The word”cairn” comes from the Scottish Gaelic meaning stone man. It can invoke images of faith, purpose and a spiritual journey. In the backcountry, cairn making is a trend, and it’s easy to see why people are attracted by these sweet little stacks of flat rocks that are balanced like child’s building blocks. A hiker who is suffering from aching shoulders and black insects buzzing around her ears will try to pick a stone that has the right mix of flatness wide, tilt, width, and depth. After a few close-calls (one too large, another too small) An experienced person will select the one that is perfect for the spot it’s placed. The second layer of the Cairn is completed.

But what many people don’t realize is that cairn making can have a negative environmental impact, especially when it is done near water sources. When rock is removed from the edges of a pond or lake, it disturbs the ecosystem and ruins the habitat of microorganisms which support the entire food chain. These rocks can also be carried away from the edge of a river, pond or lake through erosion and end up in areas where they may harm humans or wildlife.

Cairns should not be built in areas that contain rare or endangered reptiles, mammals amphibians, flowers, or reptiles or where the water is buried beneath the rocks.
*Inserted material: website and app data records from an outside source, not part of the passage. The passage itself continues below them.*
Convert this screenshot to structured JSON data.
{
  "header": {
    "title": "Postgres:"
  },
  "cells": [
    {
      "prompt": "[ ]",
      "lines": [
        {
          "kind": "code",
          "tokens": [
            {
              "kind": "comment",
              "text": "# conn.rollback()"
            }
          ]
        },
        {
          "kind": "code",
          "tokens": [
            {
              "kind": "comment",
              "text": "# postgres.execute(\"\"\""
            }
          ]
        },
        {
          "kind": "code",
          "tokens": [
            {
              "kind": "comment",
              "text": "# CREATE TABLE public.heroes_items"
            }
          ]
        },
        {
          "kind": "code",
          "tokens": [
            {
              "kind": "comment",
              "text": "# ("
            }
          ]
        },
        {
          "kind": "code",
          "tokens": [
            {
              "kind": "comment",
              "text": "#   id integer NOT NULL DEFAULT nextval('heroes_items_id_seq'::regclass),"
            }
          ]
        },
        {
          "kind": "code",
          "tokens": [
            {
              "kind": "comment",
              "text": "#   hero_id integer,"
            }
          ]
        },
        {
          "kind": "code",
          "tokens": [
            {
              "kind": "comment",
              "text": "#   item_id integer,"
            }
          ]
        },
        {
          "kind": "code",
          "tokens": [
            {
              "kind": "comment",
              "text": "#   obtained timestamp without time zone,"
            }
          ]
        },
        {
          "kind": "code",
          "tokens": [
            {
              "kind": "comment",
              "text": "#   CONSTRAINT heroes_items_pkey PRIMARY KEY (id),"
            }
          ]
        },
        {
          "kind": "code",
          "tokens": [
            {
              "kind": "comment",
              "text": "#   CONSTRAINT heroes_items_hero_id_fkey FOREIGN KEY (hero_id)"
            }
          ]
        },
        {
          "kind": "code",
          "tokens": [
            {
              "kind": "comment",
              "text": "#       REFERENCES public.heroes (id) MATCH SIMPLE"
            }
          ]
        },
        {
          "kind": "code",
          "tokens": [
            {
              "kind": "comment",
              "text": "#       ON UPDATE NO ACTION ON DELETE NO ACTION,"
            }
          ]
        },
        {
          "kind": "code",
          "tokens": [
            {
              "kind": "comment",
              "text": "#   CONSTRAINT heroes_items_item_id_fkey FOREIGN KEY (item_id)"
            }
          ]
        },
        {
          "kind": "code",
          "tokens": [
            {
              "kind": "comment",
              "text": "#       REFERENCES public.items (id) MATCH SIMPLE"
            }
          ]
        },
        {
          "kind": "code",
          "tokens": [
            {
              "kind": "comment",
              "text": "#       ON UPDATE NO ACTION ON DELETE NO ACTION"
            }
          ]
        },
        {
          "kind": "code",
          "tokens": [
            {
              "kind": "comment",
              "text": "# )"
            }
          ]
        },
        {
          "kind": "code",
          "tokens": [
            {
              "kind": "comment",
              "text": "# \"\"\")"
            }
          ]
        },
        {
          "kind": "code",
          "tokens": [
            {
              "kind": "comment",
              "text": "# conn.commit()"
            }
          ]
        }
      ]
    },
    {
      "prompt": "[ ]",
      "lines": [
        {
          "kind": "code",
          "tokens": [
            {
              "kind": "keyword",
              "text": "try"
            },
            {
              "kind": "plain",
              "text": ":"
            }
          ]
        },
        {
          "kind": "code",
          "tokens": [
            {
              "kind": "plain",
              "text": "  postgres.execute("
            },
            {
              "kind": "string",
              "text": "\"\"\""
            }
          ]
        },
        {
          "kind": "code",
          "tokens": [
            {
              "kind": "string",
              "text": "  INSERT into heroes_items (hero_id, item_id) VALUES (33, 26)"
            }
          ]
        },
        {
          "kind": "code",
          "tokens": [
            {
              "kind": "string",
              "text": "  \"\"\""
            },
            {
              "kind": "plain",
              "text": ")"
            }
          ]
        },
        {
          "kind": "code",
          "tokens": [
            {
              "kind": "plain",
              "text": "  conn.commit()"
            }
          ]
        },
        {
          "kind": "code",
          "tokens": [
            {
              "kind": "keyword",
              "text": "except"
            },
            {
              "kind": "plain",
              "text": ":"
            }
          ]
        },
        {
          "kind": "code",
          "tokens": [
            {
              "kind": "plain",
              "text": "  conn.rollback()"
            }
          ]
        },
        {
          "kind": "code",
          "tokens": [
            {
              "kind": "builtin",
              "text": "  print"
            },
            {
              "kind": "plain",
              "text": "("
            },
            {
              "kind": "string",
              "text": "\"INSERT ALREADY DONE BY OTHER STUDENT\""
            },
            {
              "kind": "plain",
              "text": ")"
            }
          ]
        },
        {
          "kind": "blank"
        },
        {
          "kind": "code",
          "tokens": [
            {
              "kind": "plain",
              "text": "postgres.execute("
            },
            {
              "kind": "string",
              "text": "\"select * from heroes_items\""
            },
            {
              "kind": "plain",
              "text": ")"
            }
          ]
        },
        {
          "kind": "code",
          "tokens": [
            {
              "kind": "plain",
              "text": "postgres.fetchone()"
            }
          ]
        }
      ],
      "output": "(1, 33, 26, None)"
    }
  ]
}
If you build a rock cairn on private land it could be in violation of federal or state laws protecting the natural assets of the land. This could result in fines or even arrest.